A Lesser House Fly (Fannia canicularis). Maybe.
This little dude landed on my arm and just wouldn’t leave – fortunately I already had my camera in hand as I was trying to photograph a flower. After some gentle coaxing it appeared that there was something wrong with his* left wing. Well, you can’t take a Hoverfly to the vet so I was just patient and let him clean, then clean some more, then re-clean his wing and rest up for a while. After a few minutes while I managed to carefully place him on the flower in the second photo and, after some pollen-based goodness, he was able to fly away. A happy ending!
*To sex a Hoverfly, look at the eyes. Generally the male has eyes that touch, the female has eyes that are further apart.
These wolf spiders are often active very early in the spring. They can be seen scurrying around hunting for prey and warming themselves in the sunshine on patches of bare soil. Unlike spiders who use a web to catch their food, these wolf spiders catch their prey by running it down.
The best things happen when hanging out the washing… I saw (and photographed) my first Bee Fly. Bless that little furry beast.
The Natural History Museum has this to say:
The large bee-fly is a bee mimic - it resembles a small bumblebee.
The adult flies are striking and have a hairy body with long hairy legs and a characteristically long, slender tongue which they use for nectar retrieval whilst hovering beside a flower head. Bombylius major larvae parasitise beetle larvae as well as the brood of solitary wasps and bees – another reason for its name. The female has been seen to flick her eggs mid-air into the ground bees’ and wasps’ nests.
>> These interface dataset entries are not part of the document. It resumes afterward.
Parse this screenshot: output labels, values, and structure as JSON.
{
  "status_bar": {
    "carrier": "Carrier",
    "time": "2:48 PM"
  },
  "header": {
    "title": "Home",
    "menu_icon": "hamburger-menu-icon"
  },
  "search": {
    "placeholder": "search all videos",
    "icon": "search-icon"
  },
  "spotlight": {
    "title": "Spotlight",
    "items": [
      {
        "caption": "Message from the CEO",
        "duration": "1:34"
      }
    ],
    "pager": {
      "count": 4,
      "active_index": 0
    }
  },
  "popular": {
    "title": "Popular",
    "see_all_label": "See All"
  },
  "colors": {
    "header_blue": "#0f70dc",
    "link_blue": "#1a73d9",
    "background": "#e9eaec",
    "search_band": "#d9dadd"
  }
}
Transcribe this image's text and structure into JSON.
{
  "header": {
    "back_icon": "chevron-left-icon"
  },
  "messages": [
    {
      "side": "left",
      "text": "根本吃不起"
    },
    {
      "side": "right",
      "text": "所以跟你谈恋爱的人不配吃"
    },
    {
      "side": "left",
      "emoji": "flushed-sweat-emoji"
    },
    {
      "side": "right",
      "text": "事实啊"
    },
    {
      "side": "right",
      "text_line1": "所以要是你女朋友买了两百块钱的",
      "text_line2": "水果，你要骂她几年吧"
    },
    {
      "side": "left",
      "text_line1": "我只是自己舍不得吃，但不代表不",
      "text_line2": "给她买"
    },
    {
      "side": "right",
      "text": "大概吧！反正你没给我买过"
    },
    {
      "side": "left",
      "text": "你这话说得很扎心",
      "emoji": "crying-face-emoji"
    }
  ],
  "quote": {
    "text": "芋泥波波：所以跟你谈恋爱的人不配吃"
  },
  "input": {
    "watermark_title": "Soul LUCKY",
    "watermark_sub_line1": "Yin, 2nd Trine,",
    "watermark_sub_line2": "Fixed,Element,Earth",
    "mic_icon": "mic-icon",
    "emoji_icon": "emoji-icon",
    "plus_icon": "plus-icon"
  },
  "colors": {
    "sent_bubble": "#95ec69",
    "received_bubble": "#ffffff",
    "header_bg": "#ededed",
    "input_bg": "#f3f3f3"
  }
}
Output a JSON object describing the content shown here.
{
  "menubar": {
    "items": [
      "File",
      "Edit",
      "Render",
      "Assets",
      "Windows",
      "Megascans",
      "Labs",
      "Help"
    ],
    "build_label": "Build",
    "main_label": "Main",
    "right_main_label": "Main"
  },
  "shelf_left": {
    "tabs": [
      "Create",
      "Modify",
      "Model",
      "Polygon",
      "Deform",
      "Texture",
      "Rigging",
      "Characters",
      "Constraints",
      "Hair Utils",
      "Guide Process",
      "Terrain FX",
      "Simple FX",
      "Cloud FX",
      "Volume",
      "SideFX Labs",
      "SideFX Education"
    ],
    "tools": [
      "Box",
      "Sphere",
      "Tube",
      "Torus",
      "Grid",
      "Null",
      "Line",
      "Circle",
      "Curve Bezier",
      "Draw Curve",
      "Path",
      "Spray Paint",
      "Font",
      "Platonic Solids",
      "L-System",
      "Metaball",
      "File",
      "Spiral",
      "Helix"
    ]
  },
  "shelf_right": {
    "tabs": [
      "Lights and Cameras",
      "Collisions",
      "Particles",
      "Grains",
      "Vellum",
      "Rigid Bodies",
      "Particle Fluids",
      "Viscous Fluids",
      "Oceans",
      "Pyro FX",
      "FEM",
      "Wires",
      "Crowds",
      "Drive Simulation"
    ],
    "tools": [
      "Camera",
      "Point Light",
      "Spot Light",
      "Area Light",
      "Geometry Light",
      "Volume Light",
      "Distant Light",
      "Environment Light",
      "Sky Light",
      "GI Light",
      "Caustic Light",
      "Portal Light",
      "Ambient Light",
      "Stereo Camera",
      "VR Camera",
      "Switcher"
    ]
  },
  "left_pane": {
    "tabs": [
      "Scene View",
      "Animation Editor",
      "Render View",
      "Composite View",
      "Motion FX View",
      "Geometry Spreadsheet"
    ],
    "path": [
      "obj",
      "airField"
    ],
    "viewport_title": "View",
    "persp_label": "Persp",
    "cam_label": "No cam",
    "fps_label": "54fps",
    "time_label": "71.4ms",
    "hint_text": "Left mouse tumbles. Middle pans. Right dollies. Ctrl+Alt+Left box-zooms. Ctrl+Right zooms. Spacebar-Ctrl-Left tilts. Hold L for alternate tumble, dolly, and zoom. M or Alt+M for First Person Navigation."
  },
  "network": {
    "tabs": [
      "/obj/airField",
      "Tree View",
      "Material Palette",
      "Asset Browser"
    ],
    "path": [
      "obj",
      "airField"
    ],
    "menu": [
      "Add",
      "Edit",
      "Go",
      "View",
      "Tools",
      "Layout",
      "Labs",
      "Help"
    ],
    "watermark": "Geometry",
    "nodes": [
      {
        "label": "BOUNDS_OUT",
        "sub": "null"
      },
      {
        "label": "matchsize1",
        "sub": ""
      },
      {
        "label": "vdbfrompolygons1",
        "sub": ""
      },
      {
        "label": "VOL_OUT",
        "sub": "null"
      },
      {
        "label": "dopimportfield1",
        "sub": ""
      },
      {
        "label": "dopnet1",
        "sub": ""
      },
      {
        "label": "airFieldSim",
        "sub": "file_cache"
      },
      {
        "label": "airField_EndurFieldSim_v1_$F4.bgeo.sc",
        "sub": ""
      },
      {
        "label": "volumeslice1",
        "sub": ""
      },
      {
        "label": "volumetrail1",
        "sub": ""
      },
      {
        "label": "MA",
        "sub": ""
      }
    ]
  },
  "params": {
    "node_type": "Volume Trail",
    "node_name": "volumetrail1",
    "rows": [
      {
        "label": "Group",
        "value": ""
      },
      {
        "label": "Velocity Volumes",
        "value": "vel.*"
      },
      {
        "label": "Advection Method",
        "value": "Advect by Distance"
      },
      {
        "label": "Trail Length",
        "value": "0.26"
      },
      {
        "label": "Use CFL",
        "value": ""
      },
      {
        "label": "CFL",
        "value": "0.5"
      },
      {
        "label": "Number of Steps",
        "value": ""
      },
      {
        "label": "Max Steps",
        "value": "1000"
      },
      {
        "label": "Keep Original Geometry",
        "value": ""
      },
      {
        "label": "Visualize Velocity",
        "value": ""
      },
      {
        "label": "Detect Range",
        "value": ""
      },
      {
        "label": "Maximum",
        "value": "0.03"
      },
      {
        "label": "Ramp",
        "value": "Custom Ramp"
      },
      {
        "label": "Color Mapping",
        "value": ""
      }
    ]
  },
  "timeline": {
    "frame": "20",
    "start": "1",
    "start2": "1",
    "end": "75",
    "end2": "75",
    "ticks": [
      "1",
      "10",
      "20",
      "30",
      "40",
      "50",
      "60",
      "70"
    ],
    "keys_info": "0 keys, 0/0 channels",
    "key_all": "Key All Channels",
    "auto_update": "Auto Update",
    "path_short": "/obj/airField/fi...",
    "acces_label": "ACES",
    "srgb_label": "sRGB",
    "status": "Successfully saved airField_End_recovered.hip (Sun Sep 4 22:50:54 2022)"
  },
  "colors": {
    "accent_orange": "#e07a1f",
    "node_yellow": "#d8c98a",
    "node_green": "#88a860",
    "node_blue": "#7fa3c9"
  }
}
Gorgeous little creature enjoyed a nice little rest on the fence and gave me enough time to run in and grab my camera – most considerate!